Though Adderall may be an effective treatment for ADHD, and even narcolepsy or obesity, abusing it is dangerous. Using Adderall outside of prescription guidelines can easily lead to addiction. This is marked by loss of control of drug use and continued use of Adderall even if it is ineffective or harmful.
Addiction can have devastating effects on a person’s life. It can lead to job loss, destroyed health and damaged personal relationships. But it doesn’t have to end there. Our comprehensive treatment programs at Addiction Campuses work to heal all the areas of life that have been harmed by addiction.
Find Treatment For Adderall Addiction
Treatment for Adderall addiction should consider a person’s specific needs, as there is no single treatment method that cures addiction. At Addiction Campuses, we combine evidence-based therapies into an individualized treatment plan for each person in our care.
A fundamental treatment method for Adderall addiction is dialectical behavior therapy (DBT). DBT works with individuals to improve their emotional regulation and restructure their lives. Through mindfulness, acceptance and positive change, individuals can learn to build healthy relationships and environments that support a substance-free life.
Other evidence-based therapies found in our holistic treatment programs include recreation, art, adventure, motivational interviewing and dual diagnosis treatment. These therapies help individuals reconnect with themselves and others, build coping skills, and reframe their thoughts and behavior.
Most of our programs take place in a residential setting that allows relief from the stress of everyday life.
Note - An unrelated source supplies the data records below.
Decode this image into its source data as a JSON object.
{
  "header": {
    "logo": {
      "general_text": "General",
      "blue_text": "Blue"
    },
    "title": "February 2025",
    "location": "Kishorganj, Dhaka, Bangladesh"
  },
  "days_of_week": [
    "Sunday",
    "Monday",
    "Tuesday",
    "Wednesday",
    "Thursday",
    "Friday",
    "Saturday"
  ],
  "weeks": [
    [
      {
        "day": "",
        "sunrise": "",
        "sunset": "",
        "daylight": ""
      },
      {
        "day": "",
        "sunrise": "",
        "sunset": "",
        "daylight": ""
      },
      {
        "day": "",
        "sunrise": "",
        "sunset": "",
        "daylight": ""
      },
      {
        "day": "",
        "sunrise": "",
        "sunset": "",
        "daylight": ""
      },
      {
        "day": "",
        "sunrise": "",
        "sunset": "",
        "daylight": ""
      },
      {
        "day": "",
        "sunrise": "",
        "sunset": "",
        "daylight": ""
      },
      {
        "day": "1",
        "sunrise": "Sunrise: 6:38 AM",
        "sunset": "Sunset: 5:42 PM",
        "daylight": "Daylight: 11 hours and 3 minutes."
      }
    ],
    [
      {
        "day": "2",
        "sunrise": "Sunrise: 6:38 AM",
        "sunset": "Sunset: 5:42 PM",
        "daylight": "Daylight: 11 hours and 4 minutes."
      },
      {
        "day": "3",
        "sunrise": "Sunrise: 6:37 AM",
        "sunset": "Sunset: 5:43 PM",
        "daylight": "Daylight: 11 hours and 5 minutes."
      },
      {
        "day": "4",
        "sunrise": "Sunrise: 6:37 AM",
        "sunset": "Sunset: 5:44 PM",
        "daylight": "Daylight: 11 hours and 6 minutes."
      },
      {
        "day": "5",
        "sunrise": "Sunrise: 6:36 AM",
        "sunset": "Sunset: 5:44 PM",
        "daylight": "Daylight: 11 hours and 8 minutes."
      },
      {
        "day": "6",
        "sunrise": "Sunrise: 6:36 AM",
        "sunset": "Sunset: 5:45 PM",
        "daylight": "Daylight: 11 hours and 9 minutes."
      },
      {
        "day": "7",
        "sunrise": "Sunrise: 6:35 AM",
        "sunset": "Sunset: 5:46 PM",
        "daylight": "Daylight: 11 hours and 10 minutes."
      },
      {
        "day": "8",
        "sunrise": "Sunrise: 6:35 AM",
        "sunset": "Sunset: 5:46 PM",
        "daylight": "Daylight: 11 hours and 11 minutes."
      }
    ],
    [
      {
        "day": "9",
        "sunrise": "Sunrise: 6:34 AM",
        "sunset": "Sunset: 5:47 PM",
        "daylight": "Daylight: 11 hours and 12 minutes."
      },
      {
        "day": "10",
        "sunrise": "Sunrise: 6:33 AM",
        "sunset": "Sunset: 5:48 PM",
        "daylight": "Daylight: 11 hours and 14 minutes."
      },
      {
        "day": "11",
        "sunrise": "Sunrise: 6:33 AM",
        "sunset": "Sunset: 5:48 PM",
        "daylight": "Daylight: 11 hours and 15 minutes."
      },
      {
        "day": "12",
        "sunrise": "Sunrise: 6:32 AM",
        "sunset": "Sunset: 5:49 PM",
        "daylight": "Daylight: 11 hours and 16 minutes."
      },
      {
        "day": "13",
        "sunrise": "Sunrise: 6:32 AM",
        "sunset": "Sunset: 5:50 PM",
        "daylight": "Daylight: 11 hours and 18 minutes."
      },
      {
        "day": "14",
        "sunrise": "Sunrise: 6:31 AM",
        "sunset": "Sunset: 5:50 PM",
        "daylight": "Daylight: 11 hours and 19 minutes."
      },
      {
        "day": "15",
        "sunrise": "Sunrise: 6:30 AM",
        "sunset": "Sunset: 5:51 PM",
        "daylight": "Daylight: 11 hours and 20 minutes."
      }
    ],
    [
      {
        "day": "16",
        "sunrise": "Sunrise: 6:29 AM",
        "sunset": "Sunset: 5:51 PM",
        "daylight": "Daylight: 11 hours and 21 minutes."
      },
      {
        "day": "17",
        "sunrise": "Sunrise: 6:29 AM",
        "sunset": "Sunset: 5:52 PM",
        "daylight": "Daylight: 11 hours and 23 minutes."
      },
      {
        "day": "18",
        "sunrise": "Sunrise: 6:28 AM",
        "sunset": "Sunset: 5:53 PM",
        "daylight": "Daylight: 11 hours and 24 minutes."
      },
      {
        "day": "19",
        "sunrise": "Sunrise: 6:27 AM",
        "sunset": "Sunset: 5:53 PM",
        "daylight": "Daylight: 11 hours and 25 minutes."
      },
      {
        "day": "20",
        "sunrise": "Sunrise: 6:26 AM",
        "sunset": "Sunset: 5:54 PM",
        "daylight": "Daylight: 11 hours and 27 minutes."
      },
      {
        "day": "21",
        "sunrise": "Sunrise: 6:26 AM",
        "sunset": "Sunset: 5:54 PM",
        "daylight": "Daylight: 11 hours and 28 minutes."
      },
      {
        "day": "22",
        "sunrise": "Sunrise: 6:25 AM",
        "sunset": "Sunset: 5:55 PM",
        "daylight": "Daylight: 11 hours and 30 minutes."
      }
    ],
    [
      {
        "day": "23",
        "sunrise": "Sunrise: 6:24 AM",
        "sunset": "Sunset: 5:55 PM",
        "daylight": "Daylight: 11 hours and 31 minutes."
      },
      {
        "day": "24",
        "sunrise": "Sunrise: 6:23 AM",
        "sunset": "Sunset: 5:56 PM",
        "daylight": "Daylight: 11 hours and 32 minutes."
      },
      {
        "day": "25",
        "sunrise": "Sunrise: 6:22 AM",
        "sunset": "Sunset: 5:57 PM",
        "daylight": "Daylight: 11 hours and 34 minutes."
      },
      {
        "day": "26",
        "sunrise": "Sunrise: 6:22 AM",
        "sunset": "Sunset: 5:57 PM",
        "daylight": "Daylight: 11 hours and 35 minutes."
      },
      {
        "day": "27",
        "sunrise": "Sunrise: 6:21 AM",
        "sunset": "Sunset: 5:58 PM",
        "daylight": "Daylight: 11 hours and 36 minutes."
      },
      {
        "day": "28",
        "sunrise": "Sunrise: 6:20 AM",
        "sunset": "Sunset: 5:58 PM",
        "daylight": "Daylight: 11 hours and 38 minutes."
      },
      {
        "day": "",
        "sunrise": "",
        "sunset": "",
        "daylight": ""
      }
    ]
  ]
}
Inpatient addiction treatment takes away triggers of substance use that can make it difficult for someone to truly recover.